Ensemble of forecasts shows Sandy's predicted swerve and the likely regions where landfall would occur; the dotted line is the actual track of the storm.
Ensemble of forecasts shows Sandy's predicted swerve and the likely regions where landfall would occur; the dotted line is the actual track of the storm.Image: COURTESY OF EUROPEAN CENTER FOR MEDIUM-RANGE WEATHER FORECASTS
Many early forecasts for Hurricane Sandy last year predicted that the system would fizzle over the Atlantic. Yet a model developed by researchers at the European Center for Medium-Range Forecasts showed a more alarming scenario: the storm would instead turn west to threaten the Eastern Seaboard. The model's refined predictions pinpointed the hurricane's landfall around the New Jersey area in time to allow residents to seek higher ground. The key to the more accurate forecast involved mathematical mastery of the storm's chaotic behavior.
Weather forecasts are calculated with computers that solve equations involving variables such as wind speed, pressure, temperature, air density and humidity. If the earth somehow possessed just one weather system, our fist shaking at forecasts could end. Instead, of course, the planet harbors many systems that intermix across boundaries and scales, making forecasting a tangled problem.

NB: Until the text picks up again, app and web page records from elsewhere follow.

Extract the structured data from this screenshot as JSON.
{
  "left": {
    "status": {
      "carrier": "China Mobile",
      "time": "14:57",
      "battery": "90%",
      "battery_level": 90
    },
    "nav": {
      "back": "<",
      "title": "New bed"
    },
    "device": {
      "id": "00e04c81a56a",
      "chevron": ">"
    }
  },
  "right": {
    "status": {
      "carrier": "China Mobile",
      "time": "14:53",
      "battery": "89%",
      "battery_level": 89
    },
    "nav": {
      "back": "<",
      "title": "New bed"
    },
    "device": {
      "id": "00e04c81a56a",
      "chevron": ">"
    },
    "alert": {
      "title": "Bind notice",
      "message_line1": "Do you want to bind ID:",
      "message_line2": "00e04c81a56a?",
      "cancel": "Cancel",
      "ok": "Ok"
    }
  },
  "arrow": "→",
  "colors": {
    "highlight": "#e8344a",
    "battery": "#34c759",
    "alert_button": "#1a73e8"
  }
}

In the case of Sandy, forecasters monitored a higher-order variable called potential vorticity, a measure of a weather system's swirl, to help predict the storm's future development. A crucial ingredient for Sandy's devastating landfall proved to be an enhancement of this swirl measure caused by a trough of low-pressure air that was thousands of miles away in the northeastern Pacific when the tropical depression first formed. As Sandy moved north from the Caribbean, the distant trough traveled east across the U.S. on what turned out to be a collision course. On October 29 Sandy's warm, moist air began to rise as it approached the trough's cooler air, whipping up stronger winds. As the two weather systems coiled around each other, Sandy surged in strength and curved toward the nation's northeastern shoreline, just as the European researchers had foreseen. The ultimate accuracy of the group's forecasts about a week before Sandy's landfall can be attributed to the success of its model in predicting and capturing the interaction between these weather systems.

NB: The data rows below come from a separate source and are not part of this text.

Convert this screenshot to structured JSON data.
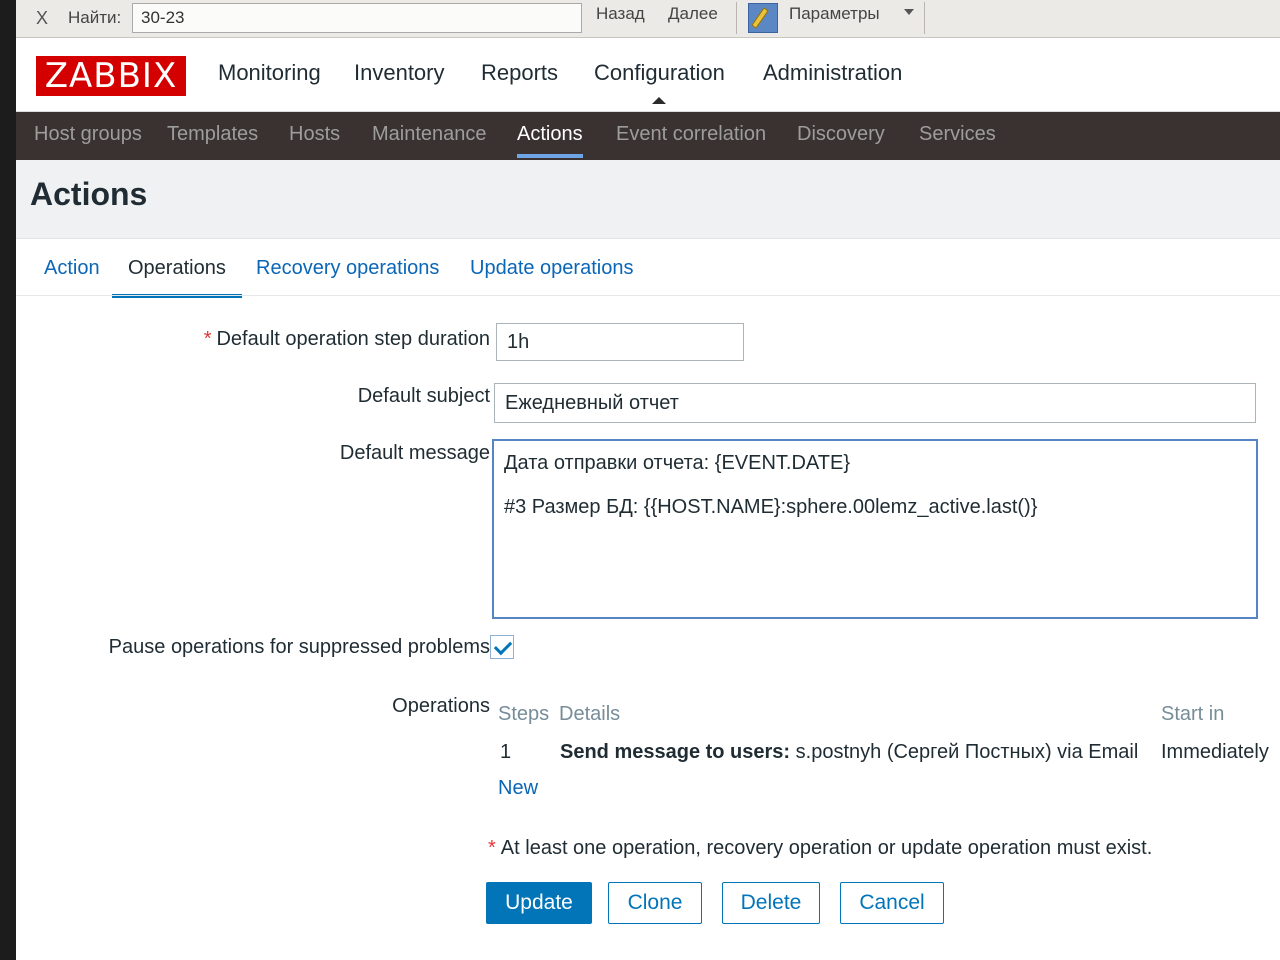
{
  "findbar": {
    "close": "X",
    "find_label": "Найти:",
    "find_value": "30-23",
    "back": "Назад",
    "forward": "Далее",
    "params": "Параметры"
  },
  "header": {
    "logo": "ZABBIX",
    "menu": [
      "Monitoring",
      "Inventory",
      "Reports",
      "Configuration",
      "Administration"
    ]
  },
  "submenu": [
    "Host groups",
    "Templates",
    "Hosts",
    "Maintenance",
    "Actions",
    "Event correlation",
    "Discovery",
    "Services"
  ],
  "page": {
    "title": "Actions"
  },
  "tabs": [
    "Action",
    "Operations",
    "Recovery operations",
    "Update operations"
  ],
  "form": {
    "step_duration_label": "Default operation step duration",
    "step_duration_value": "1h",
    "subject_label": "Default subject",
    "subject_value": "Ежедневный отчет",
    "message_label": "Default message",
    "message_value": "Дата отправки отчета: {EVENT.DATE}\n#3 Размер БД: {{HOST.NAME}:sphere.00lemz_active.last()}",
    "pause_label": "Pause operations for suppressed problems",
    "pause_checked": true,
    "operations_label": "Operations"
  },
  "operations": {
    "headers": {
      "steps": "Steps",
      "details": "Details",
      "start_in": "Start in"
    },
    "rows": [
      {
        "step": "1",
        "details_bold": "Send message to users:",
        "details_rest": "s.postnyh (Сергей Постных) via Email",
        "start_in": "Immediately"
      }
    ],
    "new_link": "New"
  },
  "note": "At least one operation, recovery operation or update operation must exist.",
  "buttons": {
    "update": "Update",
    "clone": "Clone",
    "delete": "Delete",
    "cancel": "Cancel"
  }
}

The step-by-step quantification of this stormy choreography was accomplished solely through the careful application of mathematics. By predicting Sandy's landfall, in a very real sense, the European team's math helped to save American lives.

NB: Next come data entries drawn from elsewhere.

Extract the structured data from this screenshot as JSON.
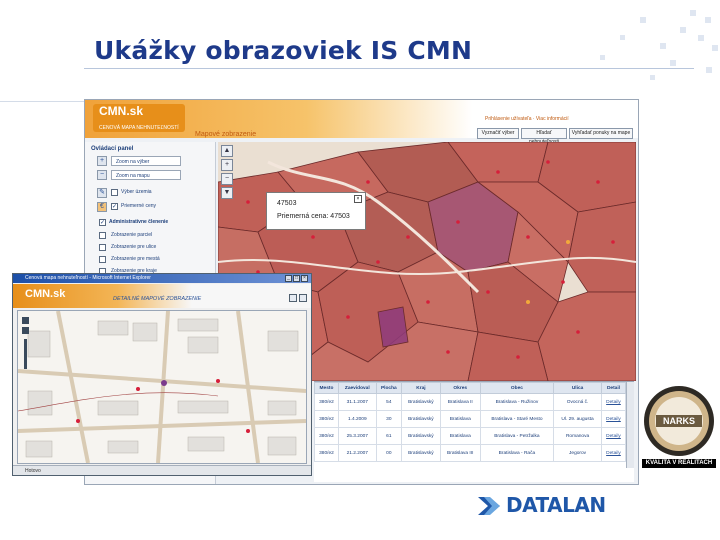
{
  "slide": {
    "title": "Ukážky obrazoviek IS CMN",
    "brand": "DATALAN",
    "badge_text": "KVALITA V REALITACH",
    "seal_text": "NARKS"
  },
  "main_window": {
    "logo": "CMN.sk",
    "logo_sub": "CENOVÁ MAPA NEHNUTEĽNOSTÍ",
    "view_title": "Mapové zobrazenie",
    "top_link": "Prihlásenie užívateľa · Viac informácií",
    "buttons": [
      "Vyznačiť výber",
      "Hľadať nehnuteľnosti",
      "Vyhľadať ponuky na mape"
    ],
    "panel_title": "Ovládací panel",
    "zoom_in": "Zoom na výber",
    "zoom_out": "Zoom na mapu",
    "layers": [
      {
        "label": "Výber územia",
        "checked": false
      },
      {
        "label": "Priemerné ceny",
        "checked": true
      },
      {
        "label": "Administratívne členenie",
        "checked": true
      }
    ],
    "sublayers": [
      "Zobrazenie parciel",
      "Zobrazenie pre ulice",
      "Zobrazenie pre mestá",
      "Zobrazenie pre kraje"
    ],
    "popup": {
      "id": "47503",
      "label": "Priemerná cena: 47503"
    },
    "table": {
      "headers": [
        "Mesto",
        "Zaevidoval",
        "Plocha",
        "Kraj",
        "Okres",
        "Obec",
        "Ulica",
        "Detail"
      ],
      "rows": [
        [
          "380/e2",
          "31.1.2007",
          "54",
          "Bratislavský",
          "Bratislava II",
          "Bratislava - Ružinov",
          "Ovocná č.",
          "Detaily"
        ],
        [
          "380/e2",
          "1.4.2009",
          "30",
          "Bratislavský",
          "Bratislava",
          "Bratislava - Staré Mesto",
          "Ul. 29. augusta",
          "Detaily"
        ],
        [
          "380/e2",
          "25.3.2007",
          "61",
          "Bratislavský",
          "Bratislava",
          "Bratislava - Petržalka",
          "Romanova",
          "Detaily"
        ],
        [
          "380/e2",
          "21.2.2007",
          "00",
          "Bratislavský",
          "Bratislava III",
          "Bratislava - Rača",
          "Jegorov",
          "Detaily"
        ]
      ]
    }
  },
  "inset_window": {
    "title": "Cenová mapa nehnuteľností - Microsoft Internet Explorer",
    "logo": "CMN.sk",
    "view_title": "DETAILNÉ MAPOVÉ ZOBRAZENIE",
    "status": "Hotovo"
  },
  "colors": {
    "title": "#1e3a8a",
    "accent": "#e78f1a",
    "map_red": "#c0392b",
    "map_purple": "#8e3b7d",
    "brand_blue": "#1f57a8"
  }
}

This article was originally published with the title Computing Superstorm Sandy.